“The more we move the ball, the more those opportunities are going to present themselves,” Snyder said. “And that’s why our ball movement is so important, because it involves everybody.”
Hitting 36% from 3 on Saturday still technically represents a poor shooting night for this team. But considering they hit 12 of 42 vs. the Blazers (28.6%), 11 of 44 against the Suns (35%), and 12 of 44 (27.3%) vs. the Mavericks, well, 18 of 50 against the Kings felt pretty brilliant by comparison.
Especially considering that after a lackluster 7-for-24 performance in the first half (29.2%), Utah went a positively encouraging 11 of 26 (42.3%) from deep in the second.
“When it rains, it pours for us,” Niang said.
The sharpshooting forward added that 3.5 games’ worth of not seeing 3s go in was wearing on the team mentally, and that finally breaking through late against Sacramento provided a much-needed spark.
“I wish I had a good one-liner for what it feels like. It just doesn’t feel good — it’s like waking up with a migraine, like, ‘Oh, here we go again,’” he said. “… It sucked not seeing the ball go in, and it also sucked losing. But we also know that that’s how teams are going to guard us, and we’re going to need to make plays in other areas if shots aren’t falling for us to win games.”
Snyder will never use the schedule as an excuse, noting that every team is in the same boat, and there’s nothing they can do about it anyway. And besides, the Jazz are supposed to be facing the most noncompetitive slate of the second half of the season.
Thing is, they’re also traveling the most. And the condensed amount of games per week is starting to make itself felt.
The Dallas-Phoenix-Portland matchups presented three games in four days. The Kings matchup Saturday marked the beginning of another three-in-four stretch, with the Wizards coming on Monday and the Thunder on Tuesday.
Mike Conley, who played in both halves of a back-to-back for the first time in a while, said that such stretches definitely left players feeling the effects afterward.
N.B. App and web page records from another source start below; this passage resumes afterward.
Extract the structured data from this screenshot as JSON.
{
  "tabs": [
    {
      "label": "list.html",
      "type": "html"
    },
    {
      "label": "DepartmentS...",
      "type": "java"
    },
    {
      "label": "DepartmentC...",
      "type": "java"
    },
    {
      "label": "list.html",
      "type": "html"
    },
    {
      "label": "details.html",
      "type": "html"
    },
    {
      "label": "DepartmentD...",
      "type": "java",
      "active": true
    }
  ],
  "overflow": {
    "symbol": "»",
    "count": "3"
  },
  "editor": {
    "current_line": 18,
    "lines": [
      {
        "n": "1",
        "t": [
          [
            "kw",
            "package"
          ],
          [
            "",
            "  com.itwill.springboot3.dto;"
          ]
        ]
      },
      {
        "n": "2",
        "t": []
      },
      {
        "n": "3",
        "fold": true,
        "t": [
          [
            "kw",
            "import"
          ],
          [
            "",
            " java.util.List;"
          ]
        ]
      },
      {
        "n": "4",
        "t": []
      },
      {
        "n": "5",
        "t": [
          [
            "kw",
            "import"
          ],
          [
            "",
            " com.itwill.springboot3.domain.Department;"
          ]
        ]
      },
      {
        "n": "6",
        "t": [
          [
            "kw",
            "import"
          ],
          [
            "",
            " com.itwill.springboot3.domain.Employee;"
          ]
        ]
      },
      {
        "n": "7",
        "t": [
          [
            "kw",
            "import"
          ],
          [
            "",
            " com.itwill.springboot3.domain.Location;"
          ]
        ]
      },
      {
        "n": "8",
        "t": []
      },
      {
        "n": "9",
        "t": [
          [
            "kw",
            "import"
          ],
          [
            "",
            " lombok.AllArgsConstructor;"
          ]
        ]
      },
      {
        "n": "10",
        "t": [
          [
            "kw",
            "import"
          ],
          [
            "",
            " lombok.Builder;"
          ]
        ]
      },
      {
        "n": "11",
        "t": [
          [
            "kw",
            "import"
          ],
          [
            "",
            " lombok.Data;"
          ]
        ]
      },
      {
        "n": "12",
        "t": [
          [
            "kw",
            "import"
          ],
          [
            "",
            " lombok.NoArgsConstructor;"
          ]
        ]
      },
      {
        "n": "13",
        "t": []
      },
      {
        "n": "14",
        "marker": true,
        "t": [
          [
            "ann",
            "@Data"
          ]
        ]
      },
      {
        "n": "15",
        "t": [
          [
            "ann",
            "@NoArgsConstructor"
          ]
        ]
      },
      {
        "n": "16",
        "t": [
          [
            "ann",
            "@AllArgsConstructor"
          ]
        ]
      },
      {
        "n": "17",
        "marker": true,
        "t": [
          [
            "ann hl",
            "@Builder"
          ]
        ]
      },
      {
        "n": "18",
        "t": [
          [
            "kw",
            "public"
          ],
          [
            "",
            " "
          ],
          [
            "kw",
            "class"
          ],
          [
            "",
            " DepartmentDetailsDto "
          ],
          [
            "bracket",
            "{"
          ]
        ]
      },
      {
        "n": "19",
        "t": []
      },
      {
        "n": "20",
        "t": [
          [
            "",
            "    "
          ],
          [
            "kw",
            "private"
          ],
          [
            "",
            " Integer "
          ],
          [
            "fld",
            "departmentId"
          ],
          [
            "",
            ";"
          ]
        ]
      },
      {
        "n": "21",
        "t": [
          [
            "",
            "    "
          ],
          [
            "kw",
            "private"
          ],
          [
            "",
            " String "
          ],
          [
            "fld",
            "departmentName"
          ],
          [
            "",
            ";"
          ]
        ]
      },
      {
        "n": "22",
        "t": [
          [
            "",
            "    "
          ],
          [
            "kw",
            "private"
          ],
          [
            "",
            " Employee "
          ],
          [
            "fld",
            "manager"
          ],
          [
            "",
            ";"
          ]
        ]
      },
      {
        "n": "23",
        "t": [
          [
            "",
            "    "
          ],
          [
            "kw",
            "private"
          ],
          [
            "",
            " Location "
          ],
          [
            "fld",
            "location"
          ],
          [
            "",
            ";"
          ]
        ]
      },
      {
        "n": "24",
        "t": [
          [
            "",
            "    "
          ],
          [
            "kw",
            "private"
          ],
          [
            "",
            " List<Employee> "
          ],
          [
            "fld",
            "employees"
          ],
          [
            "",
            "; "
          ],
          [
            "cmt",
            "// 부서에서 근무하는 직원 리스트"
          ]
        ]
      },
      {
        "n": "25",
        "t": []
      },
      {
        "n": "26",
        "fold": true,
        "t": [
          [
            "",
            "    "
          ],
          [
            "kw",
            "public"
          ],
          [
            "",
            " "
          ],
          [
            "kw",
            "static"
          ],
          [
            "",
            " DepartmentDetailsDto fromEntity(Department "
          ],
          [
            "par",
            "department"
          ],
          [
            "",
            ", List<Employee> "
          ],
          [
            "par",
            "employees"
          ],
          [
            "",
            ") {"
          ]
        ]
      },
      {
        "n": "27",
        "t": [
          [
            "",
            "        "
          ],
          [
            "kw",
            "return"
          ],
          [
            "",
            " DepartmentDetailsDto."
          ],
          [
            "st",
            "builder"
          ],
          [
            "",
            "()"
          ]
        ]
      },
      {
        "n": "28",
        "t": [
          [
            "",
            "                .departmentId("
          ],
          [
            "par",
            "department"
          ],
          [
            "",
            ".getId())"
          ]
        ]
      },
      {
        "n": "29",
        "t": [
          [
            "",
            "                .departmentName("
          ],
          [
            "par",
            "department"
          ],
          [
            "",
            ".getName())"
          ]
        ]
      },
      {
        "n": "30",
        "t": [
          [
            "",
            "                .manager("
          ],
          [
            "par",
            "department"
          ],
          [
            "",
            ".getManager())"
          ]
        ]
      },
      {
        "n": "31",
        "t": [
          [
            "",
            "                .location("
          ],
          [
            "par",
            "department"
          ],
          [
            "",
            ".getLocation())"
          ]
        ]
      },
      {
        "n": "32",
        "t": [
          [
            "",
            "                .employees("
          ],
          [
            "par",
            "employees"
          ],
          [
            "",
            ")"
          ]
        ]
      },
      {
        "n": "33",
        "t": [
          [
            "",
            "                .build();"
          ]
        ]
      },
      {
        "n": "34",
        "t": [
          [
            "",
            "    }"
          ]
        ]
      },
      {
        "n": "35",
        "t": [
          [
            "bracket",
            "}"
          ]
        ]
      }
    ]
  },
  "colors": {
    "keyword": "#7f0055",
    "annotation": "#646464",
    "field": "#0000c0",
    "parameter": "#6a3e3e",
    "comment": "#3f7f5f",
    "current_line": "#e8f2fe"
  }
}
“You’re stacking all these games one after another, and before you know it, you’ve played 10 in 15, or 20 in 28 nights,” Conley said. “You don’t even realize how much basketball you’ve played, and your body just lets you know by you [getting] a slight pull or something like that, or you’re really sore the next morning, it’s hard to get out of bed, whatever it is. It just hits you kind of quickly and kind of sudden.”
Compounding that tiredness is Clarkson’s injury. While Miye Oni has been filling some of the minutes, his skill set does not make him an adequate 1-for-1 substitute, and so, Mitchell, Conley, and Ingles have seen their minutes bumped, their rotation patterns altered a bit.
The reactionary contingent of Jazz fans who tend toward a “what have you done for me lately?” purview in the extreme suggested that Clarkson’s sprained ankle is a good thing for the team, as he was actively hurting Utah by hunting — and missing — bad shots, that his absence would foist more opportunity upon the typically efficient Ingles.
Needless to say, the Jazz themselves don’t agree with viewpoint. Asked what Clarkson’s absence robs the team of, Niang was blunt: “A barrage of points, just out of nowhere. I think we miss Jordan just for the sense of, he’s a guy that [you can] literally throw the ball to him and he makes something happen — he’s making other teams over-help, drawing two defenders.”
And, indeed, there were moments Saturday night where Utah really appeared to miss Clarkson’s off-the-bounce creativity, his unconventional movements that put defenders in tough positions and create different looks for his teammates. Yes, his shooting has waned of late, but there’s something to be said for being a guy that opposing defenders always perceive and treat as a threat.